(INFORMATION):
+ + + + + + +

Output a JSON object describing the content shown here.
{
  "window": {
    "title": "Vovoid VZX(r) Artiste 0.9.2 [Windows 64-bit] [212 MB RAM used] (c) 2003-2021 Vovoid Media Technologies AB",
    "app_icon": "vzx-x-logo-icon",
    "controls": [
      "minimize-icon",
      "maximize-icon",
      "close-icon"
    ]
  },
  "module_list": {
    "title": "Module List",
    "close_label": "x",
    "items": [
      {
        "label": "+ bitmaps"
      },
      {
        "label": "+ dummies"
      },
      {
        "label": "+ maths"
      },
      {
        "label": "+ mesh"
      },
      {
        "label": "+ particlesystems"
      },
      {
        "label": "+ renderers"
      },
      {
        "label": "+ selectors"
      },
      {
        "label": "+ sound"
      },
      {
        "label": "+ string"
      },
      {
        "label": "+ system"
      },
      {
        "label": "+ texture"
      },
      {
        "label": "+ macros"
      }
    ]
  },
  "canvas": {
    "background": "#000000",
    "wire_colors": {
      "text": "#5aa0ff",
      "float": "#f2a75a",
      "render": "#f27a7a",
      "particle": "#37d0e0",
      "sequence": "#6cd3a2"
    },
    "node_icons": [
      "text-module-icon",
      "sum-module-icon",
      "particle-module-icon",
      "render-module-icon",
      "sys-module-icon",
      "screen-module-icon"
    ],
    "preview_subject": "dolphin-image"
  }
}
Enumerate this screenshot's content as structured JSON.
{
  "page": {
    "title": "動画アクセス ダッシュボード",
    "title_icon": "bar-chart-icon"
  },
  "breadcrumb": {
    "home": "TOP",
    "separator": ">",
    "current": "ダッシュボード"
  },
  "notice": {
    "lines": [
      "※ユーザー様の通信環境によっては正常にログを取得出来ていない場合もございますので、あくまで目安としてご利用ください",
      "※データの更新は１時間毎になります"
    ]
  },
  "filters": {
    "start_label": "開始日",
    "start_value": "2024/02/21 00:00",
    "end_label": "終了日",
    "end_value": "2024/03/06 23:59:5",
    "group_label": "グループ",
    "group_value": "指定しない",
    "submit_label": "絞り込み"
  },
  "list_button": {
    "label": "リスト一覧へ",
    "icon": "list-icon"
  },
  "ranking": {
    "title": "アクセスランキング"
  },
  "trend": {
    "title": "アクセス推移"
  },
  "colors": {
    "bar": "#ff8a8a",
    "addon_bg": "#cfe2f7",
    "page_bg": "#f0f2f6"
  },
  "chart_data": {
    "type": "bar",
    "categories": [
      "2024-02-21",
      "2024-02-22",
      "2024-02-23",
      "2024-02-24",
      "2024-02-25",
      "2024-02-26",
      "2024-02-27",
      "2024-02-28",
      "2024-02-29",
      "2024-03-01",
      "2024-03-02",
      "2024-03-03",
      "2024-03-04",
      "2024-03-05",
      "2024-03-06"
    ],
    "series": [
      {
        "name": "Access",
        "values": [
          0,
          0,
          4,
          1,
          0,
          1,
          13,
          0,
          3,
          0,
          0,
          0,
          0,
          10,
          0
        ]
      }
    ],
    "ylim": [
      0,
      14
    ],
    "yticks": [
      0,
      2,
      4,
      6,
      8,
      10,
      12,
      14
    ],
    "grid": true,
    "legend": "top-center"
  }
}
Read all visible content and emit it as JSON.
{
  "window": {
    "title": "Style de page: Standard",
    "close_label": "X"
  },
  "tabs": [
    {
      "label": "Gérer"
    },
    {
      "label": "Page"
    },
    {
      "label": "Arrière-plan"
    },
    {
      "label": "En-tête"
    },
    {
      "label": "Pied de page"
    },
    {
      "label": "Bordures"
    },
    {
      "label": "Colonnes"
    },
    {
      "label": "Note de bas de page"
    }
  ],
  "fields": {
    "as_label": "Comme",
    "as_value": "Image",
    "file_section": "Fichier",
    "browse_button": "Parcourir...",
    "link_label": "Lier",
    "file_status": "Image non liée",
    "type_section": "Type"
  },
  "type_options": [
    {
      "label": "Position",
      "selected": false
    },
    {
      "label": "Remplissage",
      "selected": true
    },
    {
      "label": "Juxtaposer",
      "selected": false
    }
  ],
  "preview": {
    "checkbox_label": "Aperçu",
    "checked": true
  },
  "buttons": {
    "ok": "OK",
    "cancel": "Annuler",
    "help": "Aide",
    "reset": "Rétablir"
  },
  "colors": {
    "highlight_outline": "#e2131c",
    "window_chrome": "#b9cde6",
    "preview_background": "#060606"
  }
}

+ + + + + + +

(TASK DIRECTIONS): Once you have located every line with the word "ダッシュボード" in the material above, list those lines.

(RESPONSE):
    "title": "動画アクセス ダッシュボード",
    "current": "ダッシュボード"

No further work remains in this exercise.